An Acquired Taste

Jan Morgan-Swegle

I never thought I was going to live to an old age.  The thought was always in the back of my mind that I would not be married for very long, would never see grandchildren and, of course, never collect Social Security.  And yet, in 2022, I will turn 70. I will have been married for 33 years, I have 9 grandchildren and, yes, I’m on Social Security.  I guess it’s a good thing I didn’t pursue a career in fortune telling.

Since I have retired, I feel like I have been asleep.  I seem to go through the day on auto pilot.   I get up when our dog barks at people walking by, I stumble into the kitchen, I make a cup of coffee and head into the office where the television is and where the chair and I become one for the next few hours.  I have a routine—a ritual, if you will.  I have acquired a taste for the quote on my coffee cup, “nothing to do, nothing to do, oh happy day, nothing to do.”  Looking back, I see that 2020 melted into 2021 and my routine became more rigid.

Now that I have reached this milestone, I’m going to try and do different things this year.  First, I’m going to enjoy the life that my husband and I have built more than I have.  I tend to focus on wanting bigger, newer and better instead of looking at what we have and saying, “this is good.”

I’m going to meet more people.  I find solace in writing and exploring things on the computer for hours.  I often miss opportunities to interact with others, preferring instead to hang around one or two people I know.  Over the years I have said, “everyone loves Tony, but I am an acquired taste.”  But that’s because Tony is outgoing and looks for common interests among people he doesn’t know very well.  I need to be more open to new friendships.

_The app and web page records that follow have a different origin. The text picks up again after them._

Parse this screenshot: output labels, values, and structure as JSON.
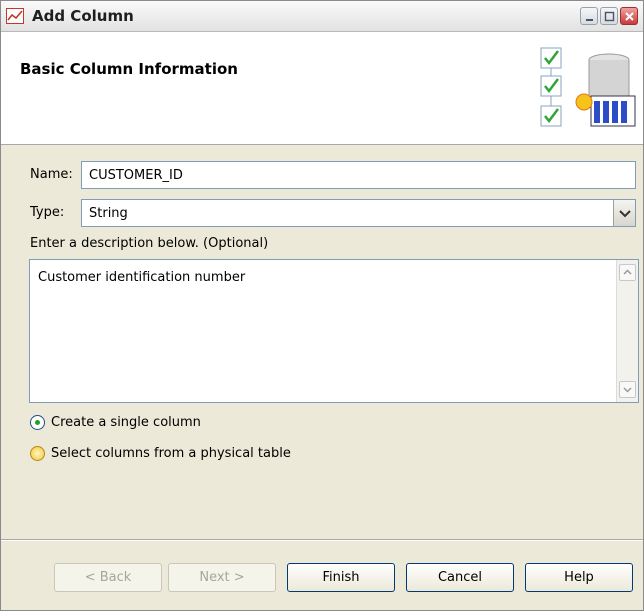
{
  "window": {
    "title": "Add Column"
  },
  "header": {
    "title": "Basic Column Information"
  },
  "form": {
    "name_label": "Name:",
    "name_value": "CUSTOMER_ID",
    "type_label": "Type:",
    "type_value": "String",
    "description_prompt": "Enter a description below. (Optional)",
    "description_value": "Customer identification number"
  },
  "options": {
    "single_column": "Create a single column",
    "physical_table": "Select columns from a physical table"
  },
  "buttons": {
    "back": "< Back",
    "next": "Next >",
    "finish": "Finish",
    "cancel": "Cancel",
    "help": "Help"
  },
  "colors": {
    "accent": "#003c74",
    "check": "#21a121",
    "frame": "#ece9d8"
  }
}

This year, I’m going to do a better job of reaching out to my grandchildren who live in the Northeast Ohio area.  I can’t let after school activities or sports get in the way of connecting with them.  They have a grandmother who lives in the area and I want them to know me like they know her.  I can send cards and letters; I can ask for one-on-one time when we visit Ohio and I can make a difference in their lives.